News

From the College of Natural Sciences
Common Colds at School a Primary Driver of Asthma Hospitalizations for Children

Common Colds at School a Primary Driver of Asthma Hospitalizations for Children

The most dangerous times of year for children with asthma are soon after their schools reopen after a break, and a new study finds that cold viruses are largely to blame.

Summer at UT Releases Youths’ Inner Scientists

Summer at UT Releases Youths’ Inner Scientists

Families searching for fun and educational program options this summer need look no further than the College of Natural Sciences at The University of Texas at Austin. 

Chemistry Chair Receives Major Award from American Chemical Society

Chemistry Chair Receives Major Award from American Chemical Society

The Department of Chemistry's new chair, Professor Dave Thirumalai, has been selected to receive the 2016 Award in Theoretical Chemistry by a division of the largest scientific society in the world.

Spring Events and Lectures Not to Miss

Spring Events and Lectures Not to Miss

The College and its departments and centers host a number of events that are free and open to the public each spring. ​Mark your calendar for upcoming public lectures, Explore UT, and more.

Scientists Estimate Memory Capacity Based on Sizes of Brain Synapses

Scientists Estimate Memory Capacity Based on Sizes of Brain Synapses

Neuroscientists from The University of Texas at Austin and the Salk Institute have discovered that connections between brain cells, called synapses, can be grouped into more discrete sizes than was previously thought, and these discrete sizes are thought to predict different functional states.

Alum Advances Beauty of Science

Alum Advances Beauty of Science

Artists draw inspiration from science, scientists produce artistic images in their lab, and people who appreciate beauty can find examples of both in the gallery of College of Natural Sciences alumna Hayley Gillespie (PhD, Ecology, Evolution and Behavior, 2011).

Physicist Pushes Boundaries of Photonics and Electronics

Physicist Pushes Boundaries of Photonics and Electronics

​Much of what Dr. Xiaoqin "Elaine" Li researches is completely invisible to the human eye. She works with materials that are merely a few atoms thick and observes processes that occur within a trillionth of a second.

Sociable Chimps Harbor Richer Gut Microbiomes

Sociable Chimps Harbor Richer Gut Microbiomes

Two chimpanzees interact in Gombe National Park, Tanzania. Photo by Steffen Foerster, Duke University

Spending time in close contact with others often means risking catching germs and getting sick. But being sociable may also help transmit beneficial microbes, finds a multi-institutional study of gut microbiomes in chimpanzees.

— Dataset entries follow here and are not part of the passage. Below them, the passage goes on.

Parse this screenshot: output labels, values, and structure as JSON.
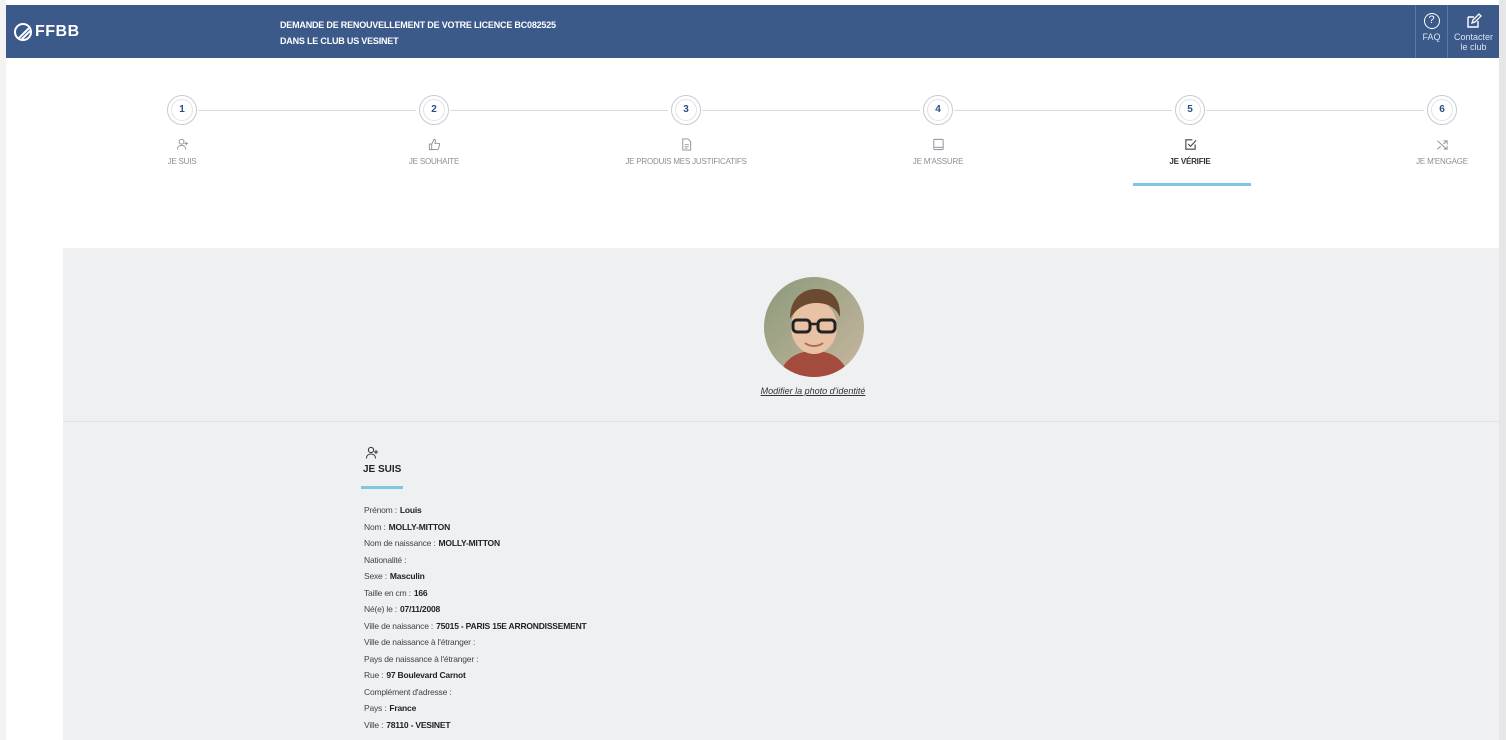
{
  "header": {
    "logo_text": "FFBB",
    "title_line1": "DEMANDE DE RENOUVELLEMENT DE VOTRE LICENCE BC082525",
    "title_line2": "DANS LE CLUB US VESINET",
    "faq_label": "FAQ",
    "contact_line1": "Contacter",
    "contact_line2": "le club"
  },
  "steps": [
    {
      "num": "1",
      "label": "JE SUIS",
      "icon": "user-plus-icon"
    },
    {
      "num": "2",
      "label": "JE SOUHAITE",
      "icon": "thumbs-up-icon"
    },
    {
      "num": "3",
      "label": "JE PRODUIS MES JUSTIFICATIFS",
      "icon": "document-icon"
    },
    {
      "num": "4",
      "label": "JE M'ASSURE",
      "icon": "book-icon"
    },
    {
      "num": "5",
      "label": "JE VÉRIFIE",
      "icon": "checkbox-icon",
      "active": true
    },
    {
      "num": "6",
      "label": "JE M'ENGAGE",
      "icon": "shuffle-icon"
    }
  ],
  "photo": {
    "modify_link": "Modifier la photo d'identité"
  },
  "section": {
    "title": "JE SUIS",
    "fields": [
      {
        "label": "Prénom :",
        "value": "Louis"
      },
      {
        "label": "Nom :",
        "value": "MOLLY-MITTON"
      },
      {
        "label": "Nom de naissance :",
        "value": "MOLLY-MITTON"
      },
      {
        "label": "Nationalité :",
        "value": ""
      },
      {
        "label": "Sexe :",
        "value": "Masculin"
      },
      {
        "label": "Taille en cm :",
        "value": "166"
      },
      {
        "label": "Né(e) le :",
        "value": "07/11/2008"
      },
      {
        "label": "Ville de naissance :",
        "value": "75015 - PARIS 15E ARRONDISSEMENT"
      },
      {
        "label": "Ville de naissance à l'étranger :",
        "value": ""
      },
      {
        "label": "Pays de naissance à l'étranger :",
        "value": ""
      },
      {
        "label": "Rue :",
        "value": "97 Boulevard Carnot"
      },
      {
        "label": "Complément d'adresse :",
        "value": ""
      },
      {
        "label": "Pays :",
        "value": "France"
      },
      {
        "label": "Ville :",
        "value": "78110 - VESINET"
      }
    ]
  },
  "colors": {
    "header_bg": "#3b5a8a",
    "accent": "#7dc7e3",
    "panel_bg": "#eff0f2"
  }
}
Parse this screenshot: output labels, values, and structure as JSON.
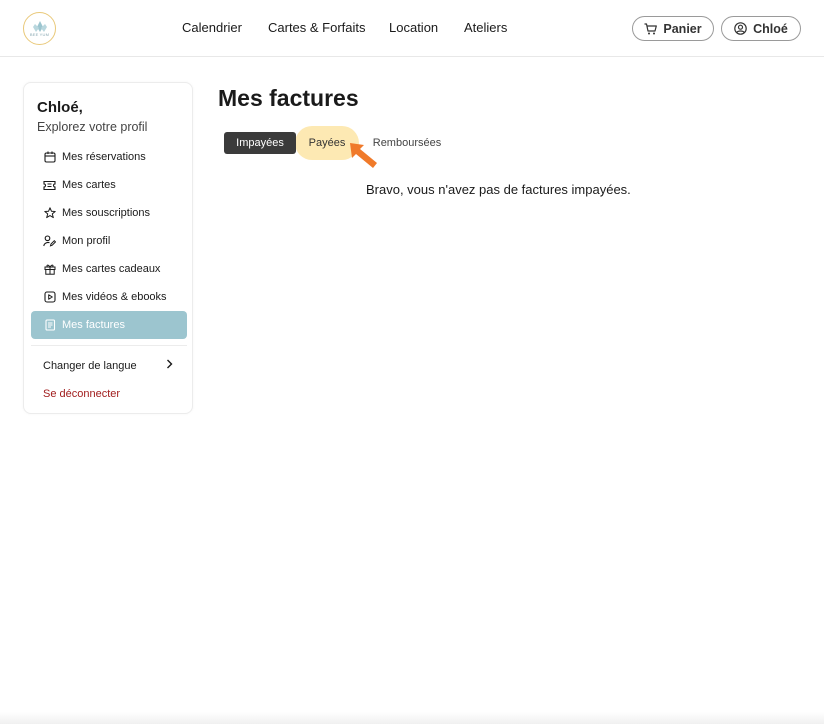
{
  "header": {
    "logo_text": "BEE YUM",
    "nav": [
      "Calendrier",
      "Cartes & Forfaits",
      "Location",
      "Ateliers"
    ],
    "cart_label": "Panier",
    "user_label": "Chloé"
  },
  "sidebar": {
    "greeting": "Chloé,",
    "subtitle": "Explorez votre profil",
    "items": [
      {
        "label": "Mes réservations",
        "icon": "calendar-icon"
      },
      {
        "label": "Mes cartes",
        "icon": "ticket-icon"
      },
      {
        "label": "Mes souscriptions",
        "icon": "star-icon"
      },
      {
        "label": "Mon profil",
        "icon": "user-edit-icon"
      },
      {
        "label": "Mes cartes cadeaux",
        "icon": "gift-icon"
      },
      {
        "label": "Mes vidéos & ebooks",
        "icon": "play-icon"
      },
      {
        "label": "Mes factures",
        "icon": "invoice-icon",
        "active": true
      }
    ],
    "language_label": "Changer de langue",
    "logout_label": "Se déconnecter"
  },
  "main": {
    "title": "Mes factures",
    "tabs": [
      "Impayées",
      "Payées",
      "Remboursées"
    ],
    "active_tab": "Impayées",
    "empty_message": "Bravo, vous n'avez pas de factures impayées."
  },
  "colors": {
    "active_item": "#9cc5cf",
    "active_tab": "#3b3b3b",
    "hover_highlight": "#fde9b3",
    "logout": "#a11d1d",
    "pointer": "#f07a2a"
  }
}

Center for Infectious Disease Named for Dr. John Ring LaMontagne

Center for Infectious Disease Named for Dr. John Ring LaMontagne

A research center at The University of Texas at Austin will be renamed for Dr. John Ring LaMontagne, a scientist who combated flu and other infectious diseases to improve public health around the globe. The renaming of the existing Center for Infectious Disease follows more than $7 million in contributions by the LaMontagne community of family, friends and colleagues in celebration of Dr. Montagne's work within the National Institutes of Health (NIH).

Scientists Discover How We Play Memories in Fast Forward

Scientists Discover How We Play Memories in Fast Forward

Scientists at The University of Texas at Austin have discovered a mechanism that may explain how the brain can recall nearly all of what happened on a recent afternoon — or make a thorough plan for how to spend an upcoming afternoon — in a fraction of the time it takes to live out the experience. The breakthrough in understanding a previously unknown function in the brain has implications for research into schizophrenia, autism spectrum disorders, Alzheimer's disease and other disorders where real experiences and ones that exist only in the mind can become distorted.

When we think about past or future events, we use a special brain wave frequency that allows us to play them in fast forward, although at a lower resolution. Illustration by Juliette Pepperell